>>>
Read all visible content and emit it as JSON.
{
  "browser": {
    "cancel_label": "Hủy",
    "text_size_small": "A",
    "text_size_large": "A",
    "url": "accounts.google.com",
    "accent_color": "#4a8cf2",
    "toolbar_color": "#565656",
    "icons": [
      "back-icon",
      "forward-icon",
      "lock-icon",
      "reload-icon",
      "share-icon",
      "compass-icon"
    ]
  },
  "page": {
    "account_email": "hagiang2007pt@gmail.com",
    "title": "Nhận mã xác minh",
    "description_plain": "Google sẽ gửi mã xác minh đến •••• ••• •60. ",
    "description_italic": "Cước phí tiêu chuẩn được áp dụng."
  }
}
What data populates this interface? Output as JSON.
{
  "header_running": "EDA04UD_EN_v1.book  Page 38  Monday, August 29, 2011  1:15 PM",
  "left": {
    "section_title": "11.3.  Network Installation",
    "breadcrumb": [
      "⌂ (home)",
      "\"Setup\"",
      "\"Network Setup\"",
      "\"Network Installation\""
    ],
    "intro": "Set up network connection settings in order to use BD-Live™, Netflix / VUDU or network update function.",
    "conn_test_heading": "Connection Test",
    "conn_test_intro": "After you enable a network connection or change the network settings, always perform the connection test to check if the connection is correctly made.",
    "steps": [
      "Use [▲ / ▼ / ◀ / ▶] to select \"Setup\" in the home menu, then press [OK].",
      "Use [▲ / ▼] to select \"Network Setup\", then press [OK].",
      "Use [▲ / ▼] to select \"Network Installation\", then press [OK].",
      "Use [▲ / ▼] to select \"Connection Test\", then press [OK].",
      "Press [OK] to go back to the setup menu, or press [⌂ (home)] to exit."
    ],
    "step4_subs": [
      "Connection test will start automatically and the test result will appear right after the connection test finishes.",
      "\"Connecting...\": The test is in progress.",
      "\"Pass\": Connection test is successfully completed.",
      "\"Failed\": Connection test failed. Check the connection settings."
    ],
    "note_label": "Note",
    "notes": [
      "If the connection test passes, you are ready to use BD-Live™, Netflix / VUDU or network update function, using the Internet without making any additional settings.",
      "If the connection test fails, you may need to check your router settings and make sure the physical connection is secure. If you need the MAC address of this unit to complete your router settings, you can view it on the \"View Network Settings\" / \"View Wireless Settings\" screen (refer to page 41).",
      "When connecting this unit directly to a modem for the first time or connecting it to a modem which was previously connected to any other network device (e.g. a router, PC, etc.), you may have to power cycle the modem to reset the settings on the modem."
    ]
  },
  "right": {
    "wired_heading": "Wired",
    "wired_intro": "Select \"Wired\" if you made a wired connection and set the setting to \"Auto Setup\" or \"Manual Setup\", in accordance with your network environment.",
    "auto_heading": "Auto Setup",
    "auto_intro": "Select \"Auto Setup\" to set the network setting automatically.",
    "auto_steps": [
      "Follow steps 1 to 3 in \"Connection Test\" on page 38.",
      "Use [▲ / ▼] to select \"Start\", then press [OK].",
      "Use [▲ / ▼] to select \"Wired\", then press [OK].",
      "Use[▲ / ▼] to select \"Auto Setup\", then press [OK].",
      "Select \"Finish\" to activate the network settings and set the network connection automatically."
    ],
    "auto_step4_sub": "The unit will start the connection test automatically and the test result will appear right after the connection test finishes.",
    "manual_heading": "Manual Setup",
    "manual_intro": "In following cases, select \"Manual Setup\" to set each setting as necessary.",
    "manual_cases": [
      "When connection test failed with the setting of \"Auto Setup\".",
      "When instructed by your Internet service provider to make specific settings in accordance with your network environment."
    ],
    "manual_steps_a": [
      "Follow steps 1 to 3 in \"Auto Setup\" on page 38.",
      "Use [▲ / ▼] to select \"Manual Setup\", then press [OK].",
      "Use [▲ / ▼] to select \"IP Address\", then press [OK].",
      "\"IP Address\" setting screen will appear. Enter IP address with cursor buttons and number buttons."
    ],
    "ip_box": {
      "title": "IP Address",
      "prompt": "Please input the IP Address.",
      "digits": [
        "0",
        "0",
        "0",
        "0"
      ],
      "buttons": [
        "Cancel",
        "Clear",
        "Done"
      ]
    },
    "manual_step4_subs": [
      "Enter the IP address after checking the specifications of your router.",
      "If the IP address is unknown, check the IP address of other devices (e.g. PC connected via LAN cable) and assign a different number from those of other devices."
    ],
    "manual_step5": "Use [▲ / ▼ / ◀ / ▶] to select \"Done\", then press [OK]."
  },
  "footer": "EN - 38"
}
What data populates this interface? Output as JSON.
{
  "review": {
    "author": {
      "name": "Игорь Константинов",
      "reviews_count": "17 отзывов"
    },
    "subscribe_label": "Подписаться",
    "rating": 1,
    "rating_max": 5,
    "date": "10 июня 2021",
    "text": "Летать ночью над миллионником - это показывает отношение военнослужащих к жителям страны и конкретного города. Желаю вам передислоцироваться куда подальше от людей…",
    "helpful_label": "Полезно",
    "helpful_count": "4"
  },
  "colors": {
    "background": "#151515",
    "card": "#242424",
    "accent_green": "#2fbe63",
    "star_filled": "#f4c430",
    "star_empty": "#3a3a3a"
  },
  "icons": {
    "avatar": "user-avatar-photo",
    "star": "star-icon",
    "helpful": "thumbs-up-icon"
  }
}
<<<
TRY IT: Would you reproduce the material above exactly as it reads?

REPLY TO THE TASK:
Read all visible content and emit it as JSON.
{
  "browser": {
    "cancel_label": "Hủy",
    "text_size_small": "A",
    "text_size_large": "A",
    "url": "accounts.google.com",
    "accent_color": "#4a8cf2",
    "toolbar_color": "#565656",
    "icons": [
      "back-icon",
      "forward-icon",
      "lock-icon",
      "reload-icon",
      "share-icon",
      "compass-icon"
    ]
  },
  "page": {
    "account_email": "hagiang2007pt@gmail.com",
    "title": "Nhận mã xác minh",
    "description_plain": "Google sẽ gửi mã xác minh đến •••• ••• •60. ",
    "description_italic": "Cước phí tiêu chuẩn được áp dụng."
  }
}
What data populates this interface? Output as JSON.
{
  "header_running": "EDA04UD_EN_v1.book  Page 38  Monday, August 29, 2011  1:15 PM",
  "left": {
    "section_title": "11.3.  Network Installation",
    "breadcrumb": [
      "⌂ (home)",
      "\"Setup\"",
      "\"Network Setup\"",
      "\"Network Installation\""
    ],
    "intro": "Set up network connection settings in order to use BD-Live™, Netflix / VUDU or network update function.",
    "conn_test_heading": "Connection Test",
    "conn_test_intro": "After you enable a network connection or change the network settings, always perform the connection test to check if the connection is correctly made.",
    "steps": [
      "Use [▲ / ▼ / ◀ / ▶] to select \"Setup\" in the home menu, then press [OK].",
      "Use [▲ / ▼] to select \"Network Setup\", then press [OK].",
      "Use [▲ / ▼] to select \"Network Installation\", then press [OK].",
      "Use [▲ / ▼] to select \"Connection Test\", then press [OK].",
      "Press [OK] to go back to the setup menu, or press [⌂ (home)] to exit."
    ],
    "step4_subs": [
      "Connection test will start automatically and the test result will appear right after the connection test finishes.",
      "\"Connecting...\": The test is in progress.",
      "\"Pass\": Connection test is successfully completed.",
      "\"Failed\": Connection test failed. Check the connection settings."
    ],
    "note_label": "Note",
    "notes": [
      "If the connection test passes, you are ready to use BD-Live™, Netflix / VUDU or network update function, using the Internet without making any additional settings.",
      "If the connection test fails, you may need to check your router settings and make sure the physical connection is secure. If you need the MAC address of this unit to complete your router settings, you can view it on the \"View Network Settings\" / \"View Wireless Settings\" screen (refer to page 41).",
      "When connecting this unit directly to a modem for the first time or connecting it to a modem which was previously connected to any other network device (e.g. a router, PC, etc.), you may have to power cycle the modem to reset the settings on the modem."
    ]
  },
  "right": {
    "wired_heading": "Wired",
    "wired_intro": "Select \"Wired\" if you made a wired connection and set the setting to \"Auto Setup\" or \"Manual Setup\", in accordance with your network environment.",
    "auto_heading": "Auto Setup",
    "auto_intro": "Select \"Auto Setup\" to set the network setting automatically.",
    "auto_steps": [
      "Follow steps 1 to 3 in \"Connection Test\" on page 38.",
      "Use [▲ / ▼] to select \"Start\", then press [OK].",
      "Use [▲ / ▼] to select \"Wired\", then press [OK].",
      "Use[▲ / ▼] to select \"Auto Setup\", then press [OK].",
      "Select \"Finish\" to activate the network settings and set the network connection automatically."
    ],
    "auto_step4_sub": "The unit will start the connection test automatically and the test result will appear right after the connection test finishes.",
    "manual_heading": "Manual Setup",
    "manual_intro": "In following cases, select \"Manual Setup\" to set each setting as necessary.",
    "manual_cases": [
      "When connection test failed with the setting of \"Auto Setup\".",
      "When instructed by your Internet service provider to make specific settings in accordance with your network environment."
    ],
    "manual_steps_a": [
      "Follow steps 1 to 3 in \"Auto Setup\" on page 38.",
      "Use [▲ / ▼] to select \"Manual Setup\", then press [OK].",
      "Use [▲ / ▼] to select \"IP Address\", then press [OK].",
      "\"IP Address\" setting screen will appear. Enter IP address with cursor buttons and number buttons."
    ],
    "ip_box": {
      "title": "IP Address",
      "prompt": "Please input the IP Address.",
      "digits": [
        "0",
        "0",
        "0",
        "0"
      ],
      "buttons": [
        "Cancel",
        "Clear",
        "Done"
      ]
    },
    "manual_step4_subs": [
      "Enter the IP address after checking the specifications of your router.",
      "If the IP address is unknown, check the IP address of other devices (e.g. PC connected via LAN cable) and assign a different number from those of other devices."
    ],
    "manual_step5": "Use [▲ / ▼ / ◀ / ▶] to select \"Done\", then press [OK]."
  },
  "footer": "EN - 38"
}
What data populates this interface? Output as JSON.
{
  "review": {
    "author": {
      "name": "Игорь Константинов",
      "reviews_count": "17 отзывов"
    },
    "subscribe_label": "Подписаться",
    "rating": 1,
    "rating_max": 5,
    "date": "10 июня 2021",
    "text": "Летать ночью над миллионником - это показывает отношение военнослужащих к жителям страны и конкретного города. Желаю вам передислоцироваться куда подальше от людей…",
    "helpful_label": "Полезно",
    "helpful_count": "4"
  },
  "colors": {
    "background": "#151515",
    "card": "#242424",
    "accent_green": "#2fbe63",
    "star_filled": "#f4c430",
    "star_empty": "#3a3a3a"
  },
  "icons": {
    "avatar": "user-avatar-photo",
    "star": "star-icon",
    "helpful": "thumbs-up-icon"
  }
}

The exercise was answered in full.